## Problem to work on
Copy the following listing word for word.

## Data shown
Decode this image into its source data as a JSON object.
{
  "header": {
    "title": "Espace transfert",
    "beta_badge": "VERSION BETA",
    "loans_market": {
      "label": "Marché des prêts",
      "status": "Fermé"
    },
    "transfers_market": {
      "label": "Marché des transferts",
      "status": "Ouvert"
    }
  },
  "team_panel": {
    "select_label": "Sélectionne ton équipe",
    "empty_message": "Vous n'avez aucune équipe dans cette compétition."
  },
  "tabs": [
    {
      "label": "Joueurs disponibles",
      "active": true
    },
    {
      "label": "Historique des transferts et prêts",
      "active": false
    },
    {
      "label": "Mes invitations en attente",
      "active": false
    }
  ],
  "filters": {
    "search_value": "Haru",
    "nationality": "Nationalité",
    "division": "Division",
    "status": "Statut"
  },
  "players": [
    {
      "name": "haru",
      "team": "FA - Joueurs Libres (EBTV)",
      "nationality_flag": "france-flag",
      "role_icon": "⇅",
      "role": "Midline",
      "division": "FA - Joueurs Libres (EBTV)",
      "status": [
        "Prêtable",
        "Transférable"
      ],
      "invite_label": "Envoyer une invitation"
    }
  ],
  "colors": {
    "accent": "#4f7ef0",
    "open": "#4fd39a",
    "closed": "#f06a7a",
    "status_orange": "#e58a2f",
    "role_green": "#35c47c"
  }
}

## Output
Decode this image into its source data as a JSON object.
{
  "header": {
    "title": "Espace transfert",
    "beta_badge": "VERSION BETA",
    "loans_market": {
      "label": "Marché des prêts",
      "status": "Fermé"
    },
    "transfers_market": {
      "label": "Marché des transferts",
      "status": "Ouvert"
    }
  },
  "team_panel": {
    "select_label": "Sélectionne ton équipe",
    "empty_message": "Vous n'avez aucune équipe dans cette compétition."
  },
  "tabs": [
    {
      "label": "Joueurs disponibles",
      "active": true
    },
    {
      "label": "Historique des transferts et prêts",
      "active": false
    },
    {
      "label": "Mes invitations en attente",
      "active": false
    }
  ],
  "filters": {
    "search_value": "Haru",
    "nationality": "Nationalité",
    "division": "Division",
    "status": "Statut"
  },
  "players": [
    {
      "name": "haru",
      "team": "FA - Joueurs Libres (EBTV)",
      "nationality_flag": "france-flag",
      "role_icon": "⇅",
      "role": "Midline",
      "division": "FA - Joueurs Libres (EBTV)",
      "status": [
        "Prêtable",
        "Transférable"
      ],
      "invite_label": "Envoyer une invitation"
    }
  ],
  "colors": {
    "accent": "#4f7ef0",
    "open": "#4fd39a",
    "closed": "#f06a7a",
    "status_orange": "#e58a2f",
    "role_green": "#35c47c"
  }
}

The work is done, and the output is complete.